─── Exercise input ───

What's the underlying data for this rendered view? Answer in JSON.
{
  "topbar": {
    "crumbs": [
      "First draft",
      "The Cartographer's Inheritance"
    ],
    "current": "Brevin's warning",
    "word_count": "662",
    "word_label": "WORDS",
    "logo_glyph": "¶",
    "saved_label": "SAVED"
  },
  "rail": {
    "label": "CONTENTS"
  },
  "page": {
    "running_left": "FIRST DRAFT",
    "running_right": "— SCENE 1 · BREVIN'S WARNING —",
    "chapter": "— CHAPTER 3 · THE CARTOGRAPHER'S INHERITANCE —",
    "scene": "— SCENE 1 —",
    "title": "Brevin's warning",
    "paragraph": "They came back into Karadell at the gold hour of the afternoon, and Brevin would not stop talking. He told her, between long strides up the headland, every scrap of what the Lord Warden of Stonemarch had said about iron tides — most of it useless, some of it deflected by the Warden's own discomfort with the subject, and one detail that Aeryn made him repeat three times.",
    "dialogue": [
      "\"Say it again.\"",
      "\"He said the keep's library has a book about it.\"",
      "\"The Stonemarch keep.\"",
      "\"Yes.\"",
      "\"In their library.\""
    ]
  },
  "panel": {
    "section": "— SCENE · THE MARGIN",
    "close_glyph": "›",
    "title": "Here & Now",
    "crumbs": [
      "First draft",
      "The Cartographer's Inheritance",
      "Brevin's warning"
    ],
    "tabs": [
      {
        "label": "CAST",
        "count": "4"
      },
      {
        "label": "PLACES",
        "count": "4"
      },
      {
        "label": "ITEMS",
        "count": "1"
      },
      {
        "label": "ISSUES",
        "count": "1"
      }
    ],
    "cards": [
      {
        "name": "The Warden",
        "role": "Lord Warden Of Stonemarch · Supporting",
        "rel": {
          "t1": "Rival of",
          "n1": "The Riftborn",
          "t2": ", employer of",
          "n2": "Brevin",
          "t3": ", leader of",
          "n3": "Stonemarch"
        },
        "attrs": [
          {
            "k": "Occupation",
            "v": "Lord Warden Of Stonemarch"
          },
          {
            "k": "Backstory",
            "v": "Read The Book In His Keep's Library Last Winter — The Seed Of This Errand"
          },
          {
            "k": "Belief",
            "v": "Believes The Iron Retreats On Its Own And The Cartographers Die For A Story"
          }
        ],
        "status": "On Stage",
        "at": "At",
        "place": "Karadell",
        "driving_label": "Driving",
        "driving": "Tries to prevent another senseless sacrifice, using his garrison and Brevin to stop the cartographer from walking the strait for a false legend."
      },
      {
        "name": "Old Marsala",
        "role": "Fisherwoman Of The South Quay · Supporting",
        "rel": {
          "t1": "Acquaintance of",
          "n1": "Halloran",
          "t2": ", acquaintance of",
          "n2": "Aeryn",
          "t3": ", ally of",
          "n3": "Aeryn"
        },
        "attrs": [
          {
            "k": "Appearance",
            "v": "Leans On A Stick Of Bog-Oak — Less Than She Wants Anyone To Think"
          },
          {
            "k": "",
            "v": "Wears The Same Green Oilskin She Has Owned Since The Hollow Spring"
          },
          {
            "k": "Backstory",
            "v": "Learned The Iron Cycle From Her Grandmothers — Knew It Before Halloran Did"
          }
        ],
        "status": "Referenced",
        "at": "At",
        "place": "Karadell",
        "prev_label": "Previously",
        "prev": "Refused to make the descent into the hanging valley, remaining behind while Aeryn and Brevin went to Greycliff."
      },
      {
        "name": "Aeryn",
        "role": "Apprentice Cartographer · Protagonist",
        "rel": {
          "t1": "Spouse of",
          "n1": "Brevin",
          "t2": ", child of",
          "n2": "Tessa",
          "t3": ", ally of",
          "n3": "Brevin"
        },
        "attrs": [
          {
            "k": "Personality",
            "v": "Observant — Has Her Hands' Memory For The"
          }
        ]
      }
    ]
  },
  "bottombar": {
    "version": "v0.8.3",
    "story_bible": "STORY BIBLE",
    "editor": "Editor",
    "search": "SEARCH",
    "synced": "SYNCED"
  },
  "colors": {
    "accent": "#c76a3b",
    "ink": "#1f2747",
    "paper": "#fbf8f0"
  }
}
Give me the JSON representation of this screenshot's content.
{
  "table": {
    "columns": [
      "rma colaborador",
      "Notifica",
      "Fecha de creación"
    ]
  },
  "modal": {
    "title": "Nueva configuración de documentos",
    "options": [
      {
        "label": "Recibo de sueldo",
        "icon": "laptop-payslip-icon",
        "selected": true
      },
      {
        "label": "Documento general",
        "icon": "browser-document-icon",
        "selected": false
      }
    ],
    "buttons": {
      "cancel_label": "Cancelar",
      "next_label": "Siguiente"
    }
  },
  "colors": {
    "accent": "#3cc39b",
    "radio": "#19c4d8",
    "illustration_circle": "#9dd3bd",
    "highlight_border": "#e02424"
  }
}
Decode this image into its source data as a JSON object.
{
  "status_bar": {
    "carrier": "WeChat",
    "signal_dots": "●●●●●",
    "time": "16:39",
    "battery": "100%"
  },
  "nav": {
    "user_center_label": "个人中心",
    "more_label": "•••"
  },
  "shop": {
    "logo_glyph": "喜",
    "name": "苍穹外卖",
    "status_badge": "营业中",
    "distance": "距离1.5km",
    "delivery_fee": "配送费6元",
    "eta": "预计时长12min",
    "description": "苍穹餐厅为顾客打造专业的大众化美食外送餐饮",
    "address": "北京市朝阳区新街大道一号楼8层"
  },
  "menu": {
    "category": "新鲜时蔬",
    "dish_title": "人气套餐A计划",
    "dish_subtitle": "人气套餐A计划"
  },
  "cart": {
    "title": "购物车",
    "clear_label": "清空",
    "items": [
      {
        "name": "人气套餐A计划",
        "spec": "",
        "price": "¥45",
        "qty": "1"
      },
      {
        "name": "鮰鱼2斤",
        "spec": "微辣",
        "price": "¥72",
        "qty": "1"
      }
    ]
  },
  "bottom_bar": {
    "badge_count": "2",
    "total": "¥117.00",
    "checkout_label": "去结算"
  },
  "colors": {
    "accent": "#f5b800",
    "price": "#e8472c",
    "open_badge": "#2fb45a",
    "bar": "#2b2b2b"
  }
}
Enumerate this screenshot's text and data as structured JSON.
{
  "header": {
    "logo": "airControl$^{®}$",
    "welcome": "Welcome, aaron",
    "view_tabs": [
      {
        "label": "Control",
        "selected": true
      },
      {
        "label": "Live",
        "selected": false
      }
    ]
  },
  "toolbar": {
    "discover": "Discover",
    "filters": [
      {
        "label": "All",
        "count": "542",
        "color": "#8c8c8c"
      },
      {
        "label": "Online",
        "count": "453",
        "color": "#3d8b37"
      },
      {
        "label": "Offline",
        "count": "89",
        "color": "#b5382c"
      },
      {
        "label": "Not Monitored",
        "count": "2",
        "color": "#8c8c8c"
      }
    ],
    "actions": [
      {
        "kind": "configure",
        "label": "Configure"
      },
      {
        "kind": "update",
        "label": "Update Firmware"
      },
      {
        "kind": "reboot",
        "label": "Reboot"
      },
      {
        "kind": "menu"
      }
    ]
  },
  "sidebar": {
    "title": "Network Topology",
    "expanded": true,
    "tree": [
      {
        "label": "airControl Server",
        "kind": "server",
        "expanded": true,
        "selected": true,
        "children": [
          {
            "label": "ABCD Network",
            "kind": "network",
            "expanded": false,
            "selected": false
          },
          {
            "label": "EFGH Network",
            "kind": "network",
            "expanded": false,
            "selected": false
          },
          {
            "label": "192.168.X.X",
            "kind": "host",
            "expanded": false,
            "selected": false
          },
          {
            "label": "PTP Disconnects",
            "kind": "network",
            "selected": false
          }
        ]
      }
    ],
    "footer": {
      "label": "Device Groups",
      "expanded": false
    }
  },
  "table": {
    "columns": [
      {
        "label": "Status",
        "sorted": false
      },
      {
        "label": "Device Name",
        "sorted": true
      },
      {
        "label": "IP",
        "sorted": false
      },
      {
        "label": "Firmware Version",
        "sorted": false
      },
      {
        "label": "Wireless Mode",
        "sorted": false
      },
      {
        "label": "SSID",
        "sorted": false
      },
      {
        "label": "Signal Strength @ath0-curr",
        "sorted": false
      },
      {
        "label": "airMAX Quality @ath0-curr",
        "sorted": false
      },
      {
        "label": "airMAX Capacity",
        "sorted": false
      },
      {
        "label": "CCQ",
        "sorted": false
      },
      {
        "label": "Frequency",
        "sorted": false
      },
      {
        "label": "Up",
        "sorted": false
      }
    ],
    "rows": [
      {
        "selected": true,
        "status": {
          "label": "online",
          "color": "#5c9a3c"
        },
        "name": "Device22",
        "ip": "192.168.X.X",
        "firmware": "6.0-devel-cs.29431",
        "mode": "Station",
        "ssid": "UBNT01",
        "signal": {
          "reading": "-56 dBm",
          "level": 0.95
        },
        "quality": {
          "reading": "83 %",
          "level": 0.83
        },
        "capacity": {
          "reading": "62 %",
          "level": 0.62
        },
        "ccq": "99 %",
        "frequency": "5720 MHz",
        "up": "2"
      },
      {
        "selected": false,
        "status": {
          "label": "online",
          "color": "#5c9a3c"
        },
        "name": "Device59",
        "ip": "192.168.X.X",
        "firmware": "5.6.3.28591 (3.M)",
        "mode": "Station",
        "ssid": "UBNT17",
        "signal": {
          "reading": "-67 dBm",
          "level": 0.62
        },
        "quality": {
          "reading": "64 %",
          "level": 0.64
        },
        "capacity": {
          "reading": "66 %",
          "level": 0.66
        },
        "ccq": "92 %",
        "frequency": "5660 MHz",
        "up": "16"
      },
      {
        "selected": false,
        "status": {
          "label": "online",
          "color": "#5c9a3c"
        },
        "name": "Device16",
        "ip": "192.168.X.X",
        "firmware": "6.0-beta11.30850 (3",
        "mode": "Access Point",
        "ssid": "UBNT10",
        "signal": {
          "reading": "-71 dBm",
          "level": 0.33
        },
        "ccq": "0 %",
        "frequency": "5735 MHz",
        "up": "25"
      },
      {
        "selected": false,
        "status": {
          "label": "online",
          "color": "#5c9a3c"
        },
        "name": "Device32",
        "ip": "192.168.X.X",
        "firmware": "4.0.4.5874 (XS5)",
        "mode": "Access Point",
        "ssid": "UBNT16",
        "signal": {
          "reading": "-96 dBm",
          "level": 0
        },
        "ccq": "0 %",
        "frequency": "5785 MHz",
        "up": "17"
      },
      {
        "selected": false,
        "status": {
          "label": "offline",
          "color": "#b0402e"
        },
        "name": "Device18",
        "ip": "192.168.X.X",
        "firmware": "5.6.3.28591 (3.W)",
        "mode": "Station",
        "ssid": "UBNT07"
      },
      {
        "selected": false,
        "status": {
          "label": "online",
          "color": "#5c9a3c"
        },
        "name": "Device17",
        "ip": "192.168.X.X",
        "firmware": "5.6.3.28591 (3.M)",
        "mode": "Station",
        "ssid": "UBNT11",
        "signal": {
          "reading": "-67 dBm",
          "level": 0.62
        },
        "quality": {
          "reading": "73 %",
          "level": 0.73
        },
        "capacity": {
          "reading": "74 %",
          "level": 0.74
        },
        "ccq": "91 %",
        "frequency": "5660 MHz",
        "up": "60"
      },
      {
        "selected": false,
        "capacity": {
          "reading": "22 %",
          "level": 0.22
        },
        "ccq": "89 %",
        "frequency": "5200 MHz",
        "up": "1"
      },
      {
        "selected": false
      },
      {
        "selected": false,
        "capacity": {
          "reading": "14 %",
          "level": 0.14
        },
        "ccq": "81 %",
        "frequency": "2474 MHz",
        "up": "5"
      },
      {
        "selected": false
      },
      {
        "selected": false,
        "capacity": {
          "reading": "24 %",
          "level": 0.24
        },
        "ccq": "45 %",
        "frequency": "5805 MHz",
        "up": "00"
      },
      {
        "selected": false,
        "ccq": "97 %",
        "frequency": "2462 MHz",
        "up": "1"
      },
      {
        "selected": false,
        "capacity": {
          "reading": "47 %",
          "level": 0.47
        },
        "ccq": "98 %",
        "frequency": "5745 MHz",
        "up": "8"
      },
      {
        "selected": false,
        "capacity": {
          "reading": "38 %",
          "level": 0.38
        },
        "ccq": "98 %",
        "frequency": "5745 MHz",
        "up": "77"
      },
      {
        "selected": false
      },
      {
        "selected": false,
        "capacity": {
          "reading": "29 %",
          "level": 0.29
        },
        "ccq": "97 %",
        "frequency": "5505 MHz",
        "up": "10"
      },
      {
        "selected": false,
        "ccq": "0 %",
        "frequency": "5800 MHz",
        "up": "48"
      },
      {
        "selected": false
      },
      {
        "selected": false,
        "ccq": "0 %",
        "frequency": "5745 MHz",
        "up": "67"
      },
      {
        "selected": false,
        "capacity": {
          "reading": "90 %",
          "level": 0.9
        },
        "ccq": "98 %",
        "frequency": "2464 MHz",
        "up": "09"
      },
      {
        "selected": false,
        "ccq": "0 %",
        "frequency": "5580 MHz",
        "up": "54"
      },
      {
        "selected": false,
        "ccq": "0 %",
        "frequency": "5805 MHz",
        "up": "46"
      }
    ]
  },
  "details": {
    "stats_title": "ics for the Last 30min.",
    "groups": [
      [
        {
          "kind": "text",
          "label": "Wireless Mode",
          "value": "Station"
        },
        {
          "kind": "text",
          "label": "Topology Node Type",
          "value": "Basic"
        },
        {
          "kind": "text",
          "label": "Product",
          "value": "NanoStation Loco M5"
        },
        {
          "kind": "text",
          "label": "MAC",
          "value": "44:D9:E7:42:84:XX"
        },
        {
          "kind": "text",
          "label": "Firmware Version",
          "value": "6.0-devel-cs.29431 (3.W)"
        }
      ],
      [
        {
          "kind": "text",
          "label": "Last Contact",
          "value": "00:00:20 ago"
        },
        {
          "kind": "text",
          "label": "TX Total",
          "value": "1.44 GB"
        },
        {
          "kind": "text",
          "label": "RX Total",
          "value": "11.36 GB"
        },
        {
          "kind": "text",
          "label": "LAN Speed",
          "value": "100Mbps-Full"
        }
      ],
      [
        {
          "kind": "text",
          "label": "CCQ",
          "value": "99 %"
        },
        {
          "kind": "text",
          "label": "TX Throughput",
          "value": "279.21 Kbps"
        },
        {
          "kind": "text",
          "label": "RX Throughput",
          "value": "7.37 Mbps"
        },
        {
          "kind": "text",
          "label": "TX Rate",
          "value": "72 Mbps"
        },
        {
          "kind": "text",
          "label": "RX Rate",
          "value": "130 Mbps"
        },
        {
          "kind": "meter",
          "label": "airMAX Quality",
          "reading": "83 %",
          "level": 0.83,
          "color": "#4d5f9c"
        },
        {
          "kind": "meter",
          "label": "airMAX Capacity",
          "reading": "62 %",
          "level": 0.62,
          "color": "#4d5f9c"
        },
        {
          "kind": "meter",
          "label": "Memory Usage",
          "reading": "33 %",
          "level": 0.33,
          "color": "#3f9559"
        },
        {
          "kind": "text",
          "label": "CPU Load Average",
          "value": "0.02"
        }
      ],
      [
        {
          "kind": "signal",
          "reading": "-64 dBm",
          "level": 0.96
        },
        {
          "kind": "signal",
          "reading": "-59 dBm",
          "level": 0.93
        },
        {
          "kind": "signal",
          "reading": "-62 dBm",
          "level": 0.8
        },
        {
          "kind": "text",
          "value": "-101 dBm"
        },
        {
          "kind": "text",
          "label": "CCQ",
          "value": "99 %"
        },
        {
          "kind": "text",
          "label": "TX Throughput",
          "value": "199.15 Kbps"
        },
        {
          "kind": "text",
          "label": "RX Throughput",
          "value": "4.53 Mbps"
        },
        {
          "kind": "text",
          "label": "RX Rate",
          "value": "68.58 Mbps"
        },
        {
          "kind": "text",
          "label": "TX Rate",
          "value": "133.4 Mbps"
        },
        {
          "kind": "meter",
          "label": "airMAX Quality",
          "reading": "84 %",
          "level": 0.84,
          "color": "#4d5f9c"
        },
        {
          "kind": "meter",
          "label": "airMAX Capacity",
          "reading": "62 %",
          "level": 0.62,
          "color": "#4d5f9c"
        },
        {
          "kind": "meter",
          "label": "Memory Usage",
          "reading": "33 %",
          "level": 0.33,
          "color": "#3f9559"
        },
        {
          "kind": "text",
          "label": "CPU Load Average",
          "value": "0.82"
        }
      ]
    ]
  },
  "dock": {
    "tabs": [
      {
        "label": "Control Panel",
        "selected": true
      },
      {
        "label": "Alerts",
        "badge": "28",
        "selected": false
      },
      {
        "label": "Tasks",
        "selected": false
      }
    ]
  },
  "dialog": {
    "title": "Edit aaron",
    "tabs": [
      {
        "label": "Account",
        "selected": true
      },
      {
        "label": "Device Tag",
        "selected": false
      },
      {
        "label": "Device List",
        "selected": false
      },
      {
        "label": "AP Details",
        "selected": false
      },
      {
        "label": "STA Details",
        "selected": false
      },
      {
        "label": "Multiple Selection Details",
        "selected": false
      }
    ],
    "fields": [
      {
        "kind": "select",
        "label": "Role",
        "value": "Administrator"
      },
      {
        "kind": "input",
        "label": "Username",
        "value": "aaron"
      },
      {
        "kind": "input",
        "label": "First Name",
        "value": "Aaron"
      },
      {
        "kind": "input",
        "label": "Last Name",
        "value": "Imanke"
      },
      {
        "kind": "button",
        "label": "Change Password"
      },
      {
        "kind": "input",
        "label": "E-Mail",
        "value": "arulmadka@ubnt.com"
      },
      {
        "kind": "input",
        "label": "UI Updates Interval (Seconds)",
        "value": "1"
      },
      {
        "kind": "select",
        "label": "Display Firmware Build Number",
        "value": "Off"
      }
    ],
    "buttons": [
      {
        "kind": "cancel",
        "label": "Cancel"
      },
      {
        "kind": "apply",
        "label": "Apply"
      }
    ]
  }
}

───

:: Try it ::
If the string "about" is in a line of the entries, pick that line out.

:: Exercise answer ::
    "paragraph": "They came back into Karadell at the gold hour of the afternoon, and Brevin would not stop talking. He told her, between long strides up the headland, every scrap of what the Lord Warden of Stonemarch had said about iron tides — most of it useless, some of it deflected by the Warden's own discomfort with the subject, and one detail that Aeryn made him repeat three times.",
      "\"He said the keep's library has a book about it.\"",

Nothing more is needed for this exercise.